Another disturbing thing to consider is some firms may promise to send out review copies, charge authors for that service, but then never actually do what they promised. Unless the POD publisher provides a list of the “reviewers” to their authors, there is no way for authors to follow up to see if the review copies were ever received at all. Some POD publishers don’t/won’t share these so-called lists because they consider that list “proprietary”, may claim it’s too valuable to share, or may, unfortunately, have dishonorable reasons – meaning there may be no list at all.

7. The way to get book reviews is to approach a potential reviewer up front, addressing them by name, via email, and asking them point-blank if you can send them a copy of your book and a media kit to review. You should also ask them if they want to receive the print version (print book and print media kit) or the electronic version (ebook and electronic file of your media kit).

I only recommend sending out review copies of books if you’re willing to take the time to do it the right way. It may be more time-consuming, but you’ll spend far less money, your reputation won’t suffer, and book reviewers will respect you, instead of tossing your correspondence in the trash. A reviewer is much more likely to not only review your book, but to also treat you with respect (including in the review itself) if you take the time to address them personally, by name, and ask for their permission before filling their physical mailbox or email inbox with stuff they don’t want to receive.

Don’t make the mistake of sending a huge pitch for your book in the email itself. Sending one paragraph after another about how great your book is (quality reviewers will require the book to speak for itself), or how much press you’ve already gotten, or cute quotes from readers are all huge mistakes. Real book reviewers are busy people, too, and they’re not interested in your marketing pitch. A very brief, personal introduction and then a simple, short (VERY short) paragraph (four or five short sentences at the most), along with the request for permission to send the review copy, is all that’s needed.

I’ll conclude with an example of a simple email pitch to a book reviewer.



Editor Name
Mailing Address
City, State, Zip

Dear Mr./Ms. ________________,

I enjoyed your recent review of Ina May Gaskin’s fantastic book, Spiritual Midwifery. I was introduced to that classic when I was researching homebirth while pregnant with our fifth child.
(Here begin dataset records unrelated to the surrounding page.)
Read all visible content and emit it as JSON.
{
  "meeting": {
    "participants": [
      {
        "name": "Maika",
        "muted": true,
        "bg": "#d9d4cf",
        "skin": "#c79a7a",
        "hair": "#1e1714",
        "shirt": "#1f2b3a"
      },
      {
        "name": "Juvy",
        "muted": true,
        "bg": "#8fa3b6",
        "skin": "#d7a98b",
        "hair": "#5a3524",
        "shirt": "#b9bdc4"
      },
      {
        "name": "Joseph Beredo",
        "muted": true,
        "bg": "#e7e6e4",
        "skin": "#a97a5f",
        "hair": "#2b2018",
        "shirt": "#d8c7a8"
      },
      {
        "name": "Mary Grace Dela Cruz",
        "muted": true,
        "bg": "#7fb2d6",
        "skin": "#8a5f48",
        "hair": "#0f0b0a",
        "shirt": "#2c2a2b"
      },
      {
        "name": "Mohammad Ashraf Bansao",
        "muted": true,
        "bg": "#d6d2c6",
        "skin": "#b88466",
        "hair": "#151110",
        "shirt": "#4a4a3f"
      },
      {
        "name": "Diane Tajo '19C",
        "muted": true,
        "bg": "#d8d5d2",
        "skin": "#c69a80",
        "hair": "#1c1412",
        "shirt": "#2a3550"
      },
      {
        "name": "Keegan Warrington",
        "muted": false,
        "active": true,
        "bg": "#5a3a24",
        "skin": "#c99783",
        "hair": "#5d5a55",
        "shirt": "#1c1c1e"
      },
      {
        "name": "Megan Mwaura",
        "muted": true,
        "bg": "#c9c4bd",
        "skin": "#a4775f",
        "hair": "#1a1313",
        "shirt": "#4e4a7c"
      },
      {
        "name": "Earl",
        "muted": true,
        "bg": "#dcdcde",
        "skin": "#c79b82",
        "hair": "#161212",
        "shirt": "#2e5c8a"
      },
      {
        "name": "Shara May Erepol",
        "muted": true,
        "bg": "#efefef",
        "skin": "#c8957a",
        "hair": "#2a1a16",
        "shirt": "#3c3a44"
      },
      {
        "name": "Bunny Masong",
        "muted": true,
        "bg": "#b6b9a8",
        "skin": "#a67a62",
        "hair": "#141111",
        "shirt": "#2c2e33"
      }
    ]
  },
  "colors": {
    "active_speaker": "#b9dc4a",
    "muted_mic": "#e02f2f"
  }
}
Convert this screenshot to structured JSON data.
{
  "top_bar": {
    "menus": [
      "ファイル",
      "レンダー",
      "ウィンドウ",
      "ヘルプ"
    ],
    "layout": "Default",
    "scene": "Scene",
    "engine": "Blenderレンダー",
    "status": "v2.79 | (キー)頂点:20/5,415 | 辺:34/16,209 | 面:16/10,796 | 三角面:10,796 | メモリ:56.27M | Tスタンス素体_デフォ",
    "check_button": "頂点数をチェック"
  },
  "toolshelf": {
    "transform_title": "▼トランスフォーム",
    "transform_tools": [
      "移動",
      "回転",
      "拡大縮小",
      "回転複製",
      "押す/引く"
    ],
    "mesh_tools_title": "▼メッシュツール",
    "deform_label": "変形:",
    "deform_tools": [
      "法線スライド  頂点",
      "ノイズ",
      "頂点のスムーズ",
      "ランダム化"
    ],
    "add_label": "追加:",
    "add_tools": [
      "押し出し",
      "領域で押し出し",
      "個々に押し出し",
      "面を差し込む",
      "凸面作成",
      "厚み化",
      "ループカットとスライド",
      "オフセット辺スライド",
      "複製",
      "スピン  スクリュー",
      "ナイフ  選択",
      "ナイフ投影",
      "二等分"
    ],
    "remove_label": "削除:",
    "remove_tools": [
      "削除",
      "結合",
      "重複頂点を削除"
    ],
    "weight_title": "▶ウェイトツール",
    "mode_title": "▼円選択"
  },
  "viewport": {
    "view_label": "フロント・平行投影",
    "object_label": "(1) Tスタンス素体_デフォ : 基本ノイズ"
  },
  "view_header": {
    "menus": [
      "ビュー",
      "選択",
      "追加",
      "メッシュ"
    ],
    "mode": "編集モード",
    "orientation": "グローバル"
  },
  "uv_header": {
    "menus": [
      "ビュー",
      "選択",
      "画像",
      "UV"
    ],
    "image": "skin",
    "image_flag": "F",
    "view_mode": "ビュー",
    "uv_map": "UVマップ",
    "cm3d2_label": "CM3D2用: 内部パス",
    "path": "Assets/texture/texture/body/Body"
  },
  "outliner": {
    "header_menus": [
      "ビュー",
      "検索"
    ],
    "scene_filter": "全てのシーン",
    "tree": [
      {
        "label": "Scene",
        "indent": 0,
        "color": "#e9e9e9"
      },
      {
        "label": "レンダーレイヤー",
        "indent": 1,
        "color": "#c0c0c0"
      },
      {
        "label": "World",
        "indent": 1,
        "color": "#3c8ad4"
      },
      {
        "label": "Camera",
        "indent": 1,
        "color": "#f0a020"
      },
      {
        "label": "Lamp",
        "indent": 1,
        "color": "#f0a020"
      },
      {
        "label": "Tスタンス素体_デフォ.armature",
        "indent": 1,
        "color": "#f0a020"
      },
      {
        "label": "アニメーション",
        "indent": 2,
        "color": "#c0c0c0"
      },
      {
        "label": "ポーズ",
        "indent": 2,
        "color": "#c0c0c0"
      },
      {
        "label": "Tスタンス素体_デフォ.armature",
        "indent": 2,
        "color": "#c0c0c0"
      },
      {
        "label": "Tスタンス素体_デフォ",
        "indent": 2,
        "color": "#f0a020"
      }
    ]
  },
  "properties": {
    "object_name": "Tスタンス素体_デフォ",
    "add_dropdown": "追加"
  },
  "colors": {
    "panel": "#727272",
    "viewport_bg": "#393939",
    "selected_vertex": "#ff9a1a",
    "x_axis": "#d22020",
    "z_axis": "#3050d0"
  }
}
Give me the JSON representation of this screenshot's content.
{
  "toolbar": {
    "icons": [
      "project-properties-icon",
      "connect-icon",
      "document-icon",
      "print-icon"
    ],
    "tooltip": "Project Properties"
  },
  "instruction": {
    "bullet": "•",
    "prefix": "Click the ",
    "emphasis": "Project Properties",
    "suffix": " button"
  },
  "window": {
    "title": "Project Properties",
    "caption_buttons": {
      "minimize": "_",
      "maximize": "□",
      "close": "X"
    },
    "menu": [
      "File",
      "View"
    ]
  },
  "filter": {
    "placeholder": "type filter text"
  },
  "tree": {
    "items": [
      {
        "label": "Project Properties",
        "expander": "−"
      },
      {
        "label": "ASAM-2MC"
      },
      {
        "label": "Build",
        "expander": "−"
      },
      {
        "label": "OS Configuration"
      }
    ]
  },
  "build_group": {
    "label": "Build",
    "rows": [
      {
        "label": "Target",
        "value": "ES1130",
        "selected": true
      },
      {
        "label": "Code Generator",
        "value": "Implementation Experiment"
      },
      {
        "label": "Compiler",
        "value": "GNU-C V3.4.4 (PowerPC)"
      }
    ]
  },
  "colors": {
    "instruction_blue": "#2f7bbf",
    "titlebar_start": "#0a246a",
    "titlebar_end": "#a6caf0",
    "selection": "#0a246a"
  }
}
My doctor refused to let me attempt a VBAC so I fired him.

I’d like to ask your permission to send you a review copy of my book, DON’T CUT ME AGAIN! True Stories About Vaginal Birth After Cesarean (VBAC). It features true birth stories from women who refused to submit to the medical community’s threats and fear-tactics. The story of my own successful VBAC is included as well.

I can send it to you as a print book by mail, or via email as an ebook. Please let me know which version you would prefer. If you’d like it sent by mail, please confirm that the address I have for you above is correct.

I understand that your offer to receive my book for review is not a promise on your part to actually review the book. I know how busy you must be!

Have a beautiful day,

Angela Hoy